Segment Open
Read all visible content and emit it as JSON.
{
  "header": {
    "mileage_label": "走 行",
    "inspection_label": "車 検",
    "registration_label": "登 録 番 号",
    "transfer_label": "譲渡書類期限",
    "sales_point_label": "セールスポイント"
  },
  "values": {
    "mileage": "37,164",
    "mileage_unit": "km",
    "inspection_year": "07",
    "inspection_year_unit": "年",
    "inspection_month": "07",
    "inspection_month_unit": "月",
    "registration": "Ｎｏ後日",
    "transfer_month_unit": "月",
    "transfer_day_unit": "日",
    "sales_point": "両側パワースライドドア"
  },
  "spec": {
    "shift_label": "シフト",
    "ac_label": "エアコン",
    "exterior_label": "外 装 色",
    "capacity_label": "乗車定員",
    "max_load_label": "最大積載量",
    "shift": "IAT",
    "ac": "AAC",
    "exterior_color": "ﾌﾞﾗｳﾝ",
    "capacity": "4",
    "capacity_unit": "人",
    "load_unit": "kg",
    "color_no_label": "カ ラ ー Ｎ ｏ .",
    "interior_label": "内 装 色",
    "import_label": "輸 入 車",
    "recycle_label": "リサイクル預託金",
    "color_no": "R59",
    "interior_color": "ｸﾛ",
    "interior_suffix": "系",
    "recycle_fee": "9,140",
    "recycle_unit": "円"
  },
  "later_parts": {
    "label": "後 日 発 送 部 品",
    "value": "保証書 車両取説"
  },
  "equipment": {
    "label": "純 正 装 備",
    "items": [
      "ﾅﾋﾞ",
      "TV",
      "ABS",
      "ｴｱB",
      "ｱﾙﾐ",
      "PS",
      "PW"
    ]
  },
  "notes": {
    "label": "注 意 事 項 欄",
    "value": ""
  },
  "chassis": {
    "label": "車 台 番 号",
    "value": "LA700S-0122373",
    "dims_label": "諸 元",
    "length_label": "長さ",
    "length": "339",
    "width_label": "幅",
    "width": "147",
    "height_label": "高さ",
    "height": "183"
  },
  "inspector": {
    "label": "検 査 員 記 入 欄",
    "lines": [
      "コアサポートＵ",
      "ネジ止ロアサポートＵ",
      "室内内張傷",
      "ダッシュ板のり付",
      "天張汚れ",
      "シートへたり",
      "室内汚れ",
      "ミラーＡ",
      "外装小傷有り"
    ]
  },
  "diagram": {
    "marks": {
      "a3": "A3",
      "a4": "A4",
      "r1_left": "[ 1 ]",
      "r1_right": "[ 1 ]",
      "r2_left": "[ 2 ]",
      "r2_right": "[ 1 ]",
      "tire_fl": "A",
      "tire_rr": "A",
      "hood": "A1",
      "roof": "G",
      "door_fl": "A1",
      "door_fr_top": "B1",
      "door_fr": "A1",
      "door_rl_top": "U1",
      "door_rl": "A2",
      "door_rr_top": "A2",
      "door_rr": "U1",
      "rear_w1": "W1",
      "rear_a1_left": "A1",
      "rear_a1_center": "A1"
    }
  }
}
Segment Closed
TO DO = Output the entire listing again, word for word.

TASK OUTPUT =
Read all visible content and emit it as JSON.
{
  "header": {
    "mileage_label": "走 行",
    "inspection_label": "車 検",
    "registration_label": "登 録 番 号",
    "transfer_label": "譲渡書類期限",
    "sales_point_label": "セールスポイント"
  },
  "values": {
    "mileage": "37,164",
    "mileage_unit": "km",
    "inspection_year": "07",
    "inspection_year_unit": "年",
    "inspection_month": "07",
    "inspection_month_unit": "月",
    "registration": "Ｎｏ後日",
    "transfer_month_unit": "月",
    "transfer_day_unit": "日",
    "sales_point": "両側パワースライドドア"
  },
  "spec": {
    "shift_label": "シフト",
    "ac_label": "エアコン",
    "exterior_label": "外 装 色",
    "capacity_label": "乗車定員",
    "max_load_label": "最大積載量",
    "shift": "IAT",
    "ac": "AAC",
    "exterior_color": "ﾌﾞﾗｳﾝ",
    "capacity": "4",
    "capacity_unit": "人",
    "load_unit": "kg",
    "color_no_label": "カ ラ ー Ｎ ｏ .",
    "interior_label": "内 装 色",
    "import_label": "輸 入 車",
    "recycle_label": "リサイクル預託金",
    "color_no": "R59",
    "interior_color": "ｸﾛ",
    "interior_suffix": "系",
    "recycle_fee": "9,140",
    "recycle_unit": "円"
  },
  "later_parts": {
    "label": "後 日 発 送 部 品",
    "value": "保証書 車両取説"
  },
  "equipment": {
    "label": "純 正 装 備",
    "items": [
      "ﾅﾋﾞ",
      "TV",
      "ABS",
      "ｴｱB",
      "ｱﾙﾐ",
      "PS",
      "PW"
    ]
  },
  "notes": {
    "label": "注 意 事 項 欄",
    "value": ""
  },
  "chassis": {
    "label": "車 台 番 号",
    "value": "LA700S-0122373",
    "dims_label": "諸 元",
    "length_label": "長さ",
    "length": "339",
    "width_label": "幅",
    "width": "147",
    "height_label": "高さ",
    "height": "183"
  },
  "inspector": {
    "label": "検 査 員 記 入 欄",
    "lines": [
      "コアサポートＵ",
      "ネジ止ロアサポートＵ",
      "室内内張傷",
      "ダッシュ板のり付",
      "天張汚れ",
      "シートへたり",
      "室内汚れ",
      "ミラーＡ",
      "外装小傷有り"
    ]
  },
  "diagram": {
    "marks": {
      "a3": "A3",
      "a4": "A4",
      "r1_left": "[ 1 ]",
      "r1_right": "[ 1 ]",
      "r2_left": "[ 2 ]",
      "r2_right": "[ 1 ]",
      "tire_fl": "A",
      "tire_rr": "A",
      "hood": "A1",
      "roof": "G",
      "door_fl": "A1",
      "door_fr_top": "B1",
      "door_fr": "A1",
      "door_rl_top": "U1",
      "door_rl": "A2",
      "door_rr_top": "A2",
      "door_rr": "U1",
      "rear_w1": "W1",
      "rear_a1_left": "A1",
      "rear_a1_center": "A1"
    }
  }
}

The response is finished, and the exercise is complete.